What this task involves:
Make an exact copy of all the data, pictures excluded.

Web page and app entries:

----------

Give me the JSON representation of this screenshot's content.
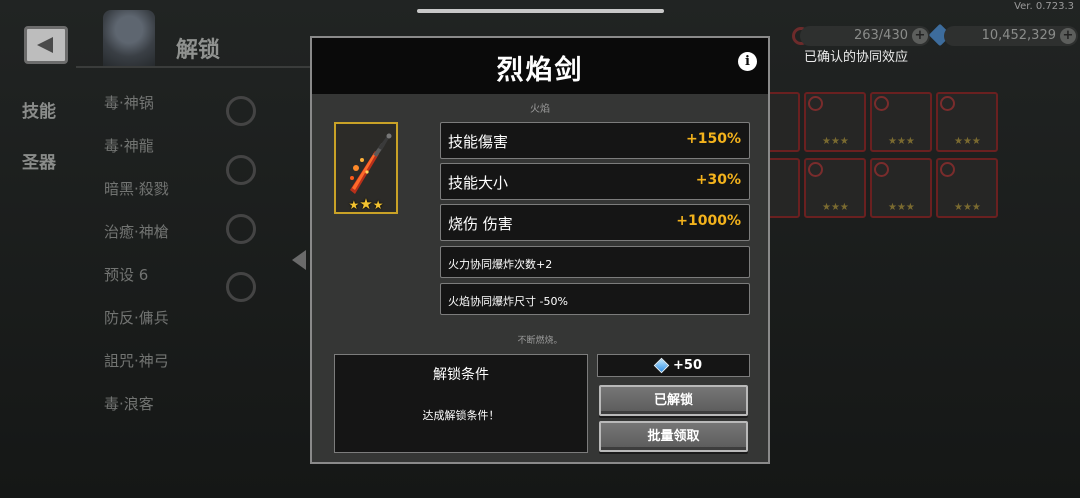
{
  "version": "Ver. 0.723.3",
  "background": {
    "unlock_tab": "解锁",
    "left_tabs": [
      "技能",
      "圣器"
    ],
    "presets": [
      "毒·神锅",
      "毒·神龍",
      "暗黑·殺戮",
      "治癒·神槍",
      "预设 6",
      "防反·傭兵",
      "詛咒·神弓",
      "毒·浪客"
    ],
    "energy": "263/430",
    "gems": "10,452,329",
    "synergy_title": "已确认的协同效应"
  },
  "modal": {
    "title": "烈焰剑",
    "info_glyph": "i",
    "category": "火焰",
    "item_stars": 3,
    "stats": [
      {
        "label": "技能傷害",
        "value": "+150%"
      },
      {
        "label": "技能大小",
        "value": "+30%"
      },
      {
        "label": "烧伤 伤害",
        "value": "+1000%"
      }
    ],
    "notes": [
      "火力协同爆炸次数+2",
      "火焰协同爆炸尺寸 -50%"
    ],
    "flavor": "不断燃烧。",
    "condition_title": "解锁条件",
    "condition_text": "达成解锁条件！",
    "reward": "+50",
    "btn_unlocked": "已解锁",
    "btn_claim": "批量领取"
  },
  "colors": {
    "accent_gold": "#f3b21c",
    "frame_gold": "#c9a227",
    "slot_red": "#6a2020",
    "gem_blue": "#2f8fe8"
  },
  "icons": {
    "back": "back-arrow-icon",
    "info": "info-icon",
    "gem": "gem-icon",
    "star": "star-icon"
  }
}
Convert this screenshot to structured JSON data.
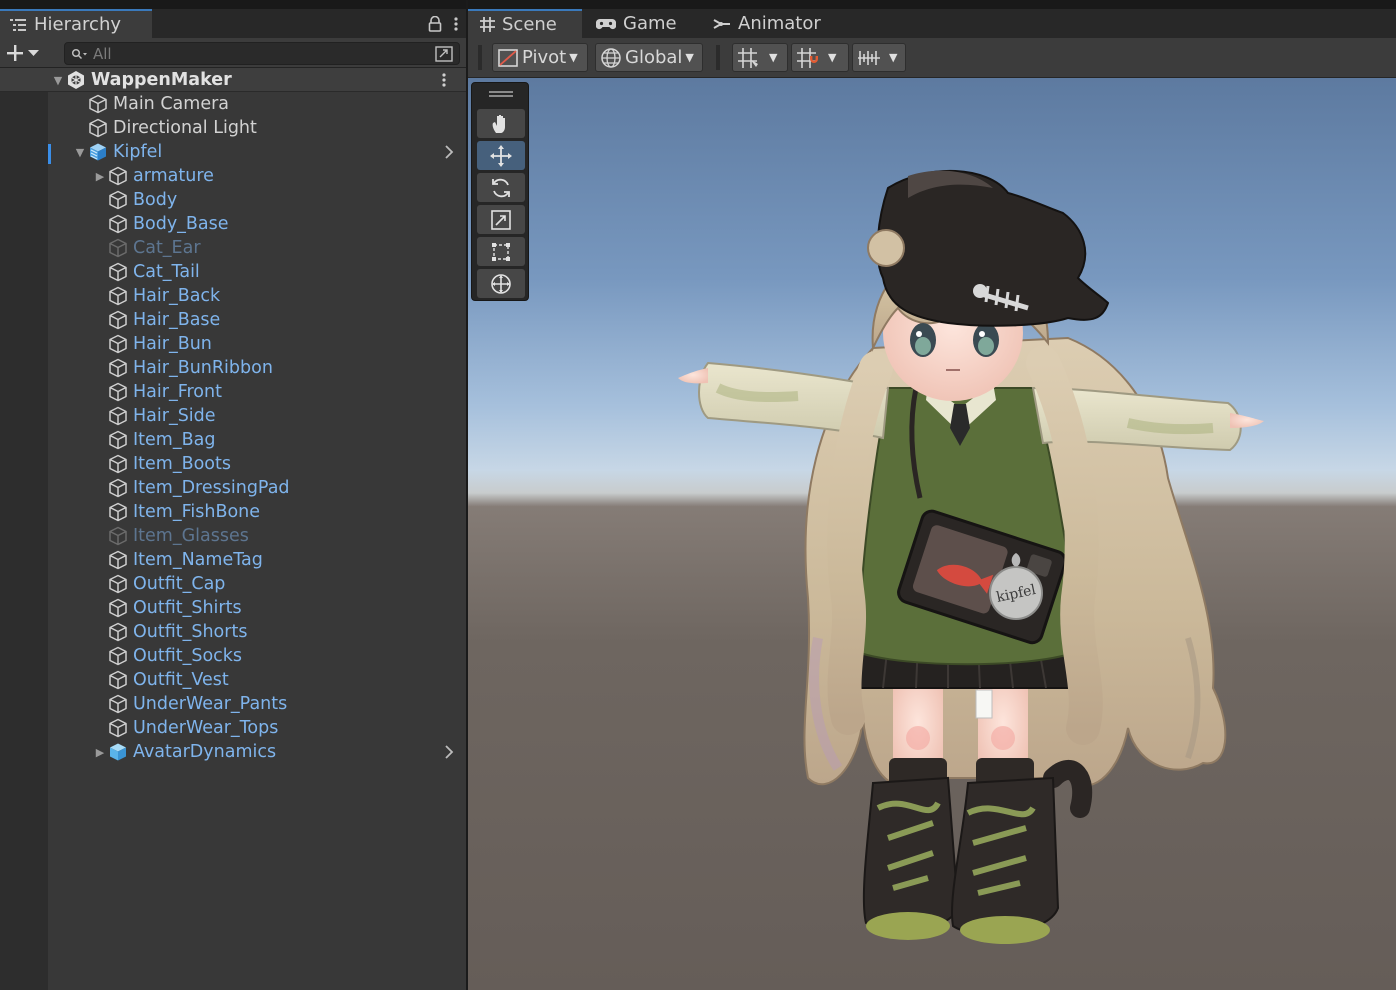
{
  "hierarchy": {
    "tab_label": "Hierarchy",
    "search_placeholder": "All",
    "scene_name": "WappenMaker",
    "items": [
      {
        "label": "Main Camera",
        "state": "normal",
        "depth": 1,
        "expand": "none"
      },
      {
        "label": "Directional Light",
        "state": "normal",
        "depth": 1,
        "expand": "none"
      },
      {
        "label": "Kipfel",
        "state": "prefab",
        "depth": 1,
        "expand": "open",
        "icon": "prefab",
        "chevron": true,
        "selected": true
      },
      {
        "label": "armature",
        "state": "prefab",
        "depth": 2,
        "expand": "closed"
      },
      {
        "label": "Body",
        "state": "prefab",
        "depth": 2,
        "expand": "none"
      },
      {
        "label": "Body_Base",
        "state": "prefab",
        "depth": 2,
        "expand": "none"
      },
      {
        "label": "Cat_Ear",
        "state": "disabled",
        "depth": 2,
        "expand": "none"
      },
      {
        "label": "Cat_Tail",
        "state": "prefab",
        "depth": 2,
        "expand": "none"
      },
      {
        "label": "Hair_Back",
        "state": "prefab",
        "depth": 2,
        "expand": "none"
      },
      {
        "label": "Hair_Base",
        "state": "prefab",
        "depth": 2,
        "expand": "none"
      },
      {
        "label": "Hair_Bun",
        "state": "prefab",
        "depth": 2,
        "expand": "none"
      },
      {
        "label": "Hair_BunRibbon",
        "state": "prefab",
        "depth": 2,
        "expand": "none"
      },
      {
        "label": "Hair_Front",
        "state": "prefab",
        "depth": 2,
        "expand": "none"
      },
      {
        "label": "Hair_Side",
        "state": "prefab",
        "depth": 2,
        "expand": "none"
      },
      {
        "label": "Item_Bag",
        "state": "prefab",
        "depth": 2,
        "expand": "none"
      },
      {
        "label": "Item_Boots",
        "state": "prefab",
        "depth": 2,
        "expand": "none"
      },
      {
        "label": "Item_DressingPad",
        "state": "prefab",
        "depth": 2,
        "expand": "none"
      },
      {
        "label": "Item_FishBone",
        "state": "prefab",
        "depth": 2,
        "expand": "none"
      },
      {
        "label": "Item_Glasses",
        "state": "disabled",
        "depth": 2,
        "expand": "none"
      },
      {
        "label": "Item_NameTag",
        "state": "prefab",
        "depth": 2,
        "expand": "none"
      },
      {
        "label": "Outfit_Cap",
        "state": "prefab",
        "depth": 2,
        "expand": "none"
      },
      {
        "label": "Outfit_Shirts",
        "state": "prefab",
        "depth": 2,
        "expand": "none"
      },
      {
        "label": "Outfit_Shorts",
        "state": "prefab",
        "depth": 2,
        "expand": "none"
      },
      {
        "label": "Outfit_Socks",
        "state": "prefab",
        "depth": 2,
        "expand": "none"
      },
      {
        "label": "Outfit_Vest",
        "state": "prefab",
        "depth": 2,
        "expand": "none"
      },
      {
        "label": "UnderWear_Pants",
        "state": "prefab",
        "depth": 2,
        "expand": "none"
      },
      {
        "label": "UnderWear_Tops",
        "state": "prefab",
        "depth": 2,
        "expand": "none"
      },
      {
        "label": "AvatarDynamics",
        "state": "prefab",
        "depth": 2,
        "expand": "closed",
        "icon": "prefab-solid",
        "chevron": true
      }
    ]
  },
  "scene_view": {
    "tabs": [
      {
        "label": "Scene",
        "icon": "grid-icon",
        "active": true
      },
      {
        "label": "Game",
        "icon": "gamepad-icon",
        "active": false
      },
      {
        "label": "Animator",
        "icon": "animator-icon",
        "active": false
      }
    ],
    "pivot_label": "Pivot",
    "global_label": "Global",
    "name_tag_text": "kipfel"
  },
  "colors": {
    "accent": "#3a79bb",
    "prefab_text": "#7fb4ec",
    "disabled_text": "#5d7590"
  }
}
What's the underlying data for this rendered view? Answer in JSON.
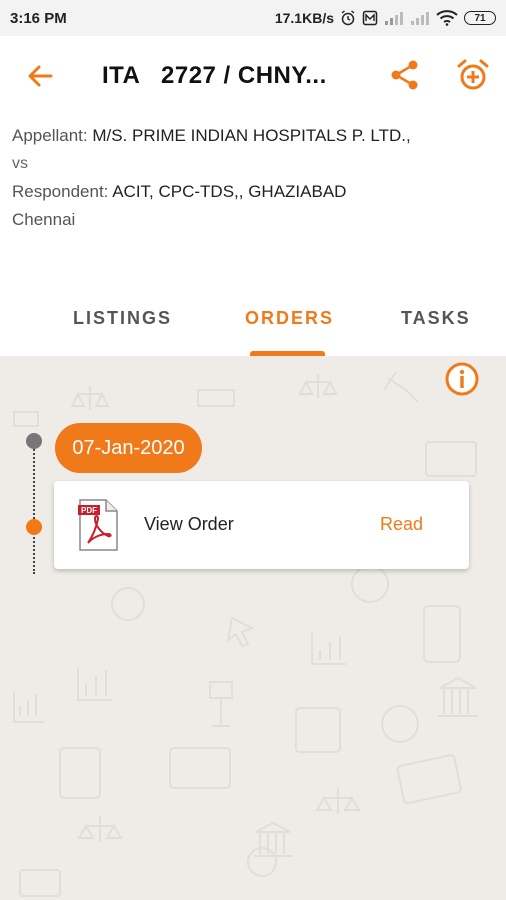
{
  "status_bar": {
    "time": "3:16 PM",
    "network_speed": "17.1KB/s",
    "battery": "71",
    "icons": [
      "alarm-icon",
      "data-saver-icon",
      "signal-icon",
      "signal-icon",
      "wifi-icon",
      "battery-icon"
    ]
  },
  "app_bar": {
    "title": "ITA   2727 / CHNY...",
    "icons": [
      "back-arrow-icon",
      "share-icon",
      "alarm-add-icon"
    ]
  },
  "case": {
    "appellant_label": "Appellant:",
    "appellant_value": "M/S. PRIME INDIAN HOSPITALS P. LTD.,",
    "vs": "vs",
    "respondent_label": "Respondent:",
    "respondent_value": "ACIT, CPC-TDS,, GHAZIABAD",
    "bench": "Chennai"
  },
  "tabs": [
    {
      "label": "LISTINGS",
      "active": false
    },
    {
      "label": "ORDERS",
      "active": true
    },
    {
      "label": "TASKS",
      "active": false
    }
  ],
  "orders": {
    "date": "07-Jan-2020",
    "item": {
      "label": "View Order",
      "action": "Read",
      "icon": "pdf-icon",
      "icon_text": "PDF"
    }
  },
  "colors": {
    "accent": "#f07a1a",
    "background": "#efece7",
    "status_bar": "#f3f3f3"
  }
}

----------

Response:
Give me the JSON representation of this screenshot's content.
{
  "version": "Ver. 0.723.3",
  "background": {
    "unlock_tab": "解锁",
    "left_tabs": [
      "技能",
      "圣器"
    ],
    "presets": [
      "毒·神锅",
      "毒·神龍",
      "暗黑·殺戮",
      "治癒·神槍",
      "预设 6",
      "防反·傭兵",
      "詛咒·神弓",
      "毒·浪客"
    ],
    "energy": "263/430",
    "gems": "10,452,329",
    "synergy_title": "已确认的协同效应"
  },
  "modal": {
    "title": "烈焰剑",
    "info_glyph": "i",
    "category": "火焰",
    "item_stars": 3,
    "stats": [
      {
        "label": "技能傷害",
        "value": "+150%"
      },
      {
        "label": "技能大小",
        "value": "+30%"
      },
      {
        "label": "烧伤 伤害",
        "value": "+1000%"
      }
    ],
    "notes": [
      "火力协同爆炸次数+2",
      "火焰协同爆炸尺寸 -50%"
    ],
    "flavor": "不断燃烧。",
    "condition_title": "解锁条件",
    "condition_text": "达成解锁条件！",
    "reward": "+50",
    "btn_unlocked": "已解锁",
    "btn_claim": "批量领取"
  },
  "colors": {
    "accent_gold": "#f3b21c",
    "frame_gold": "#c9a227",
    "slot_red": "#6a2020",
    "gem_blue": "#2f8fe8"
  },
  "icons": {
    "back": "back-arrow-icon",
    "info": "info-icon",
    "gem": "gem-icon",
    "star": "star-icon"
  }
}
Convert this screenshot to structured JSON data.
{
  "hierarchy": {
    "tab_label": "Hierarchy",
    "search_placeholder": "All",
    "scene_name": "WappenMaker",
    "items": [
      {
        "label": "Main Camera",
        "state": "normal",
        "depth": 1,
        "expand": "none"
      },
      {
        "label": "Directional Light",
        "state": "normal",
        "depth": 1,
        "expand": "none"
      },
      {
        "label": "Kipfel",
        "state": "prefab",
        "depth": 1,
        "expand": "open",
        "icon": "prefab",
        "chevron": true,
        "selected": true
      },
      {
        "label": "armature",
        "state": "prefab",
        "depth": 2,
        "expand": "closed"
      },
      {
        "label": "Body",
        "state": "prefab",
        "depth": 2,
        "expand": "none"
      },
      {
        "label": "Body_Base",
        "state": "prefab",
        "depth": 2,
        "expand": "none"
      },
      {
        "label": "Cat_Ear",
        "state": "disabled",
        "depth": 2,
        "expand": "none"
      },
      {
        "label": "Cat_Tail",
        "state": "prefab",
        "depth": 2,
        "expand": "none"
      },
      {
        "label": "Hair_Back",
        "state": "prefab",
        "depth": 2,
        "expand": "none"
      },
      {
        "label": "Hair_Base",
        "state": "prefab",
        "depth": 2,
        "expand": "none"
      },
      {
        "label": "Hair_Bun",
        "state": "prefab",
        "depth": 2,
        "expand": "none"
      },
      {
        "label": "Hair_BunRibbon",
        "state": "prefab",
        "depth": 2,
        "expand": "none"
      },
      {
        "label": "Hair_Front",
        "state": "prefab",
        "depth": 2,
        "expand": "none"
      },
      {
        "label": "Hair_Side",
        "state": "prefab",
        "depth": 2,
        "expand": "none"
      },
      {
        "label": "Item_Bag",
        "state": "prefab",
        "depth": 2,
        "expand": "none"
      },
      {
        "label": "Item_Boots",
        "state": "prefab",
        "depth": 2,
        "expand": "none"
      },
      {
        "label": "Item_DressingPad",
        "state": "prefab",
        "depth": 2,
        "expand": "none"
      },
      {
        "label": "Item_FishBone",
        "state": "prefab",
        "depth": 2,
        "expand": "none"
      },
      {
        "label": "Item_Glasses",
        "state": "disabled",
        "depth": 2,
        "expand": "none"
      },
      {
        "label": "Item_NameTag",
        "state": "prefab",
        "depth": 2,
        "expand": "none"
      },
      {
        "label": "Outfit_Cap",
        "state": "prefab",
        "depth": 2,
        "expand": "none"
      },
      {
        "label": "Outfit_Shirts",
        "state": "prefab",
        "depth": 2,
        "expand": "none"
      },
      {
        "label": "Outfit_Shorts",
        "state": "prefab",
        "depth": 2,
        "expand": "none"
      },
      {
        "label": "Outfit_Socks",
        "state": "prefab",
        "depth": 2,
        "expand": "none"
      },
      {
        "label": "Outfit_Vest",
        "state": "prefab",
        "depth": 2,
        "expand": "none"
      },
      {
        "label": "UnderWear_Pants",
        "state": "prefab",
        "depth": 2,
        "expand": "none"
      },
      {
        "label": "UnderWear_Tops",
        "state": "prefab",
        "depth": 2,
        "expand": "none"
      },
      {
        "label": "AvatarDynamics",
        "state": "prefab",
        "depth": 2,
        "expand": "closed",
        "icon": "prefab-solid",
        "chevron": true
      }
    ]
  },
  "scene_view": {
    "tabs": [
      {
        "label": "Scene",
        "icon": "grid-icon",
        "active": true
      },
      {
        "label": "Game",
        "icon": "gamepad-icon",
        "active": false
      },
      {
        "label": "Animator",
        "icon": "animator-icon",
        "active": false
      }
    ],
    "pivot_label": "Pivot",
    "global_label": "Global",
    "name_tag_text": "kipfel"
  },
  "colors": {
    "accent": "#3a79bb",
    "prefab_text": "#7fb4ec",
    "disabled_text": "#5d7590"
  }
}
What's the underlying data for this rendered view? Answer in JSON.
{
  "status_bar": {
    "time": "3:16 PM",
    "network_speed": "17.1KB/s",
    "battery": "71",
    "icons": [
      "alarm-icon",
      "data-saver-icon",
      "signal-icon",
      "signal-icon",
      "wifi-icon",
      "battery-icon"
    ]
  },
  "app_bar": {
    "title": "ITA   2727 / CHNY...",
    "icons": [
      "back-arrow-icon",
      "share-icon",
      "alarm-add-icon"
    ]
  },
  "case": {
    "appellant_label": "Appellant:",
    "appellant_value": "M/S. PRIME INDIAN HOSPITALS P. LTD.,",
    "vs": "vs",
    "respondent_label": "Respondent:",
    "respondent_value": "ACIT, CPC-TDS,, GHAZIABAD",
    "bench": "Chennai"
  },
  "tabs": [
    {
      "label": "LISTINGS",
      "active": false
    },
    {
      "label": "ORDERS",
      "active": true
    },
    {
      "label": "TASKS",
      "active": false
    }
  ],
  "orders": {
    "date": "07-Jan-2020",
    "item": {
      "label": "View Order",
      "action": "Read",
      "icon": "pdf-icon",
      "icon_text": "PDF"
    }
  },
  "colors": {
    "accent": "#f07a1a",
    "background": "#efece7",
    "status_bar": "#f3f3f3"
  }
}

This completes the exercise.